Guitars, drums and microphones: while they aren't your average weapons, local musicians wielded them, instead of guns or knives, during the fourth annual Battle of the Bands last Friday.
Solo artists and bands from Squamish, Pemberton and Whistler took turns on stage at Maxx Fish Lounge, vying for the top spot in the annual talent competition, which is organized by Late and Unique Nighttime Alternatives (LUNA) as a way to help aspiring local musicians to gain performance experience and further their careers.
A brand-new band in town, The Tell Tales, won in the band category, while Dani Quayle captured the title of best solo artist in the Sea to Sky. They walked away with recording gigs at Saga Recording Studio and Waking Alone Productions, an opening spot as headliner with CIA Concerts, airplay and a radio interview on Mountain FM, a limited edition screen printed competition poster from Sage Illustration, a professional two-hour photo shoot with Darren Roberts Studio and a vocal training session with Hilary Wight.
Runner up in the band category was The Rising Tide, while Alice Newton was selected as runner up solo artist. Each will receive airplay and a radio interview on Mountain FM, plus a paid gig at Merlin's from Club Shred.
Whistler's winning rock band, The Tell Tales, features Ryan Doucette on drums, Rajan Das on bass and Mike McDonald on vocals and guitar. The group came together just three short months ago, but in that time, they've managed to create 18 original songs.

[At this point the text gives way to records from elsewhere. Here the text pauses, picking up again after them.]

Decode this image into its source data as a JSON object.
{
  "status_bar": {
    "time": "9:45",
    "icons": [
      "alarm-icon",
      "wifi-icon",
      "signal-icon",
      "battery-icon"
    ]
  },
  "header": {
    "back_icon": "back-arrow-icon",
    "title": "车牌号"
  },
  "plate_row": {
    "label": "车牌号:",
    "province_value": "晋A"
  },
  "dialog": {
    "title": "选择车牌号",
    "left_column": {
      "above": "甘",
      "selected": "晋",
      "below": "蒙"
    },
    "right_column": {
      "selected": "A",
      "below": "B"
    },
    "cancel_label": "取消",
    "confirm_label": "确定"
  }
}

"The great thing about Ryan and Raj is they're so talented. I was booking gigs before they ever really knew the songs very well!" McDonald said. "...It's been really easy with these guys."
Two of their members are quite familiar with the Battle of the Band experience - Das and McDonald actually won the competition last year, McDonald as a solo artist, and Das as part of the Jon Shrier Band.
But with an incredibly talented lineup of competitors this year, McDonald and the rest of The Tell Tales weren't sure who was going to emerge victorious.
McDonald attributes their success to their laidback attitude and approach to music.
"We just go out and play the songs the best that we can and we're having fun up there, I think that was probably one of the biggest advantages for us," McDonald said. "...Because if you're not having fun and dancing, then you can't really expect anyone else to be."
All the members were eager to enter the competition in hopes of scoring the valuable studio time that goes with the top prize.
"The whole package is a really great - the Mountain FM interview, photos, vocal lessons, which are great for me - and ultimately, to get into the studio, because it's just so expensive," McDonald said.
Their band actually just dropped $1,500 on recording, and now, with the additional eight hours of studio time they won at Battle of the Bands, they should be able to get enough material together to put out an album.
In the solo category, Dani Quayle is a 23-year-old singer/songwriter originally from Sydney, Australia. She's lived in Whistler since 2006, regaling local audiences with her "finger-picking, fret-slapping, and percussive thumping style acoustic guitar," but the Battle of the Bands was the first music competition she's ever entered.
"It's hard to stay focused on one thing in Whistler, but this year I've been really focused on making my own music and creating my own sound," Quayle said. "I felt like Battle of the Bands would be a good motivator for me to take my music more seriously."
It seems that she managed to charm the audience and judges with her blend of melodic pop, folk and indie. Now, she hopes to record a demo to help kick-start her musical career.
"Performing live is what I love, so if from this competition I am able to do more of that I will be stoked."
Kate Mason co-produced the 2009 Battle of the Bands and has been involved with the event since its inception four years ago.
This year, they held the semifinals on the same day as the finals to make the event more convenient for the artists, and held the event at Maxx Fish. Three semifinalists were chosen by a panel of judges. Soloists were Alice Newton, Dana-Marie Battaglia, and Quayle. In the band category, Zombie's Locker, The Tell Tales, and The Rising Tide made it to the finals.
"Whistler has a very varied musical landscape. We have a lot of rock bands, a lot of reggae, and Jack Johnson influences, that kind of thing, and I think that is definitely reflected in our competition," Mason said.
The competition has also seen increased support from businesses and the music industry over the years.
"We've been fortunate to be able to secure better prizing as Battle of the Bands has progressed," Mason said. "In the beginning, at our very first Battle of the Bands, the prizing was very minimal, and this year we have over $5,000 worth of prizing, so I think that keeps people coming back to further their career."
This year, the Battle of the Bands received support from Mountain FM, Pique Newsmagazine, CIA Concerts, Maxx Fish Lounge, Darren Roberts Studio, Hilary Wight, Sage Illustration, Waking Alone Productions, Whistler Blackcomb, the RMOW, Stu Osborne, Nicole Fitzgerald, Bryce McDiarmid, Joey Vantol, Michael Caparella and Melisa Devost.
"It's good for the music industry - it gets them into Whistler, so they get lots of promotion from that, and as well, at heart, I think most of our sponsors are music geeks."